-- THE PROBLEM --
Determine the number of lines below that contain the string "description", and state only that number.

-- INPUT DATA --
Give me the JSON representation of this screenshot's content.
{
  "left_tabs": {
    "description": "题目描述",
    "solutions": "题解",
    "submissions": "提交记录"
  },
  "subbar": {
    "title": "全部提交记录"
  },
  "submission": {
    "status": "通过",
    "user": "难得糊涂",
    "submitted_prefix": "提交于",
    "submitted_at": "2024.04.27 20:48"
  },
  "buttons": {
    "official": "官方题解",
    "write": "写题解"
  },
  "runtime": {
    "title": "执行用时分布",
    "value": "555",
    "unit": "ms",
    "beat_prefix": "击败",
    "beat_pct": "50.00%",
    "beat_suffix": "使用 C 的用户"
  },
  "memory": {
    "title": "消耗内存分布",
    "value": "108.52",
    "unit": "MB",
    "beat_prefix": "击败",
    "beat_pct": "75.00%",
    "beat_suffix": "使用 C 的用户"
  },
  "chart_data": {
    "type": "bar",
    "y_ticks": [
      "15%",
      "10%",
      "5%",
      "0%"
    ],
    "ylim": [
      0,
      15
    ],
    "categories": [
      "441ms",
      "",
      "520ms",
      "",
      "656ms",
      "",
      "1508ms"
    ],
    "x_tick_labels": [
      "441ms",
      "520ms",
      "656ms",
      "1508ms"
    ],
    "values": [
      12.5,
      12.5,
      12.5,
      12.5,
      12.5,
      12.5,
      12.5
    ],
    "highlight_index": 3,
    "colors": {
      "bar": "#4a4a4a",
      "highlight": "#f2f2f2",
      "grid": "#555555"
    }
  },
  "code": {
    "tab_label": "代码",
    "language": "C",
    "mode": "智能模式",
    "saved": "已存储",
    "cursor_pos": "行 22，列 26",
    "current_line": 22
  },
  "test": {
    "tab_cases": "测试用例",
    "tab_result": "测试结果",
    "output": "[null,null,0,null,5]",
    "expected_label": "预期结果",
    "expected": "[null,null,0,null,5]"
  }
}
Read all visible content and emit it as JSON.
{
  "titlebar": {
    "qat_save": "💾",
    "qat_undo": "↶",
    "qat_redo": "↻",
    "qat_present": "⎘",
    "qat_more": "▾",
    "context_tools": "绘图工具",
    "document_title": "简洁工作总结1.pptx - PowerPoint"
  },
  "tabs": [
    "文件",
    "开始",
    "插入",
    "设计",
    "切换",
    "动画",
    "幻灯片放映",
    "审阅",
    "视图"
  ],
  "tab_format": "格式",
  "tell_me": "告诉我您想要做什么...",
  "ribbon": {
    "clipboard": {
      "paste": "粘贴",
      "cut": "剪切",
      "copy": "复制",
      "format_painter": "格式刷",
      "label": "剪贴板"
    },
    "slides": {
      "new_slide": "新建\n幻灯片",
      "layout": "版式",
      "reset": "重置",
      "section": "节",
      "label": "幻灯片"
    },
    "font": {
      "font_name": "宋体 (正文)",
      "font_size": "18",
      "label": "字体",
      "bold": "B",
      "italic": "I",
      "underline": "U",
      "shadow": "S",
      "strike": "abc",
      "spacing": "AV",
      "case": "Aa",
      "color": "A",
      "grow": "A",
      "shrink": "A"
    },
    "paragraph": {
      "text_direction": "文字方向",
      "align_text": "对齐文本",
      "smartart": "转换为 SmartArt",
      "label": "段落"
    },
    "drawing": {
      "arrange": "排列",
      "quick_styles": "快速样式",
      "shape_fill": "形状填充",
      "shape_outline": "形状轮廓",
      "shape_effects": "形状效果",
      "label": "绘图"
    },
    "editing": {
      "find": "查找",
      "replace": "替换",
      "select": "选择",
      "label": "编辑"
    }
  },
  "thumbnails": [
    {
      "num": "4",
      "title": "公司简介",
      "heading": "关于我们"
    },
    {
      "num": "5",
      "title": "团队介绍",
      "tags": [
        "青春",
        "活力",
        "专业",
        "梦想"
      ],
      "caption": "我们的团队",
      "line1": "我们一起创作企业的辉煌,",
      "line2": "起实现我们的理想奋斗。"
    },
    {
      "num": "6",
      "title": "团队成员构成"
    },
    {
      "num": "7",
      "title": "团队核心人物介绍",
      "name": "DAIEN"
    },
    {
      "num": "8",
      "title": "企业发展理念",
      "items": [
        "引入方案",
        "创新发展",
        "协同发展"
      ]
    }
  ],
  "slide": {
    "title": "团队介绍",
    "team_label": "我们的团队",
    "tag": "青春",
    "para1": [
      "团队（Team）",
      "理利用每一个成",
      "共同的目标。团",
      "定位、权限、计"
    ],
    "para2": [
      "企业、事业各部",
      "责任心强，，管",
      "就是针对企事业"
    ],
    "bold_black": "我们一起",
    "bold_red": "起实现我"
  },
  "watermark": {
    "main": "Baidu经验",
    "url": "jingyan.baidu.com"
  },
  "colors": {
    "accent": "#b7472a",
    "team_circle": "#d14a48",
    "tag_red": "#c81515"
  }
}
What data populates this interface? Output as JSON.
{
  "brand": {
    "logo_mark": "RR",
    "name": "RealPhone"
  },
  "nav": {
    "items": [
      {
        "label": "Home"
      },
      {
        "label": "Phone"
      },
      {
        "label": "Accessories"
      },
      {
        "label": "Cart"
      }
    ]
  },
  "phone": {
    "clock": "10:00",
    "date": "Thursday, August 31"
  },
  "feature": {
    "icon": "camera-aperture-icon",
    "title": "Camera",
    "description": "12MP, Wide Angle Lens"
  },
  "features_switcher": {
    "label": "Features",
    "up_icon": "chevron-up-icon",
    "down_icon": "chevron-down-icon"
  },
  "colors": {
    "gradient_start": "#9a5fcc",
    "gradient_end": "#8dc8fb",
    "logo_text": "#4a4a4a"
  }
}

-- SOLUTION TO THE PROBLEM --
2